But I’m just as amazed - perhaps more so - that eleven of the twelve jurors bought the accusation - hook, line and sinker - that Blagojevich tried to "sell" Obama’s senate seat. There’s no question about the intemperate language he used to describe his belief that his right to appoint an interim senator could be used as leverage to obtain some political or personal advantage. But that’s a far cry from planning to "sell" the seat - presumably to the highest bidder. Political quid pro quo is standard operating procedure at the ward level and at the highest levels of government. Senator John says to Senator Frank - "your bill won’t do anything except benefit your uncle and six of your cousins but I’ll vote for it if you’ll vote for MY bill to fund a museum to house my stamp collection and old boy scout badges."

When Joe Sestak decided to challenge Arlen Spector in the Democratic Senatorial primary, the White House let it be known that they would prefer not to have Spector challenged and a quid pro quo was floated. If Congressman Sestak would withdraw his challenge, perhaps he could be appointed to a board of some kind. Not one that would reward him financially but with a position of influence on the national scene. The last time I looked, no one from the White House had been indicted or even interviewed by the FBI.

Blagojevich indulged in flights of fancy - an ambassadorship - secretary of Health and Human Services - CEO of a charitable organization funded in the millions through the influence of the president. All in return for appointing Valerie Jarret. But when it became clear that all that the White House was offering was gratitude, Blago responded with scatological derision, some of which was caught on tape - followed by a childlike "I’ll show those s.o.b’s" and tossing out the names of Jesse Jackson Junior and Oprah Winfrey among others - also partially caught on surreptitious tape recordings. If you want to believe Fitzgerald, those discussions were evidence of criminal conduct - just as the expression that you might once have verbalized about someone in a moment of anger - "I’ll kill that son-of-a-bitch" was a conspiracy to commit murder.

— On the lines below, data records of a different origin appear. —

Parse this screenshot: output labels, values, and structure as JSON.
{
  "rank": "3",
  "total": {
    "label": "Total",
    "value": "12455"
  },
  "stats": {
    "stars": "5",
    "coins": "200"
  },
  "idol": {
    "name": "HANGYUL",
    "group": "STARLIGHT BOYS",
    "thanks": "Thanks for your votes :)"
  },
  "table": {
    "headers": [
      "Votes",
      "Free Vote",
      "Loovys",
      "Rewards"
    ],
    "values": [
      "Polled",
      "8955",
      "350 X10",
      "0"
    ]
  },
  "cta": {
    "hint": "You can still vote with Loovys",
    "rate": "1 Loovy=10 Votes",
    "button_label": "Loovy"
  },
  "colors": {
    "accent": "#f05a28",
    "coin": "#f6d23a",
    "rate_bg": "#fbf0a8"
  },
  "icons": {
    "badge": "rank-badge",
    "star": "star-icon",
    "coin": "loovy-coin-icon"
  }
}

I’m not saying that Blagojevich is or was pure as the driven snow - but he was more talk than do and very little was actually done that could be considered criminal. But of course the argument is that if you talk about something you’d like to accomplish that might be considered illegal - even if you never pull it off, that’s enough to indict, convict and send to jail.

Two national papers - the Wall Street Journal and the Washington Post have called for Fitzgerald to back off and not retry Blagojevich. The Post called him a persecutor The Journal called for his resignation or firing. The Chicago Tribune had a variety of opinion. Columnist Mary Schmich said she would not have voted to convict Blago on the evidence presented. Eric Zorn urged Fitzgerald to drop the chances against brother Robert and advised Blago to cop a plea, serve some time and get the whole sorry mess behind him. Most of the local media - print and electronic -has been finding him guilty on all counts since the verdict was announced - as they did in the months leading up to the trial. Fitzgerald will pay no attention to any of it - pro or con. A true "Inspector Javert" he will proceed with a second trial against both brothers and if a hung jury results, I wouldn’t be surprised to see him try a third time.

Whatever happens, I can’t conceive of Blago getting a fair trial - just as I believed that the first trial was tainted from the moment that Blaglojevich was unceremoniously hauled from his house and arrested to the astounding accompaniment of prosecutor Fitzgerald telling the world that he had acted to stop a crime spree that would have caused Abe Lincoln to turn in his grave. Abe’s remains might have been turning - but more likely from the Fitzgerald rant than Blago’s alleged crime spree.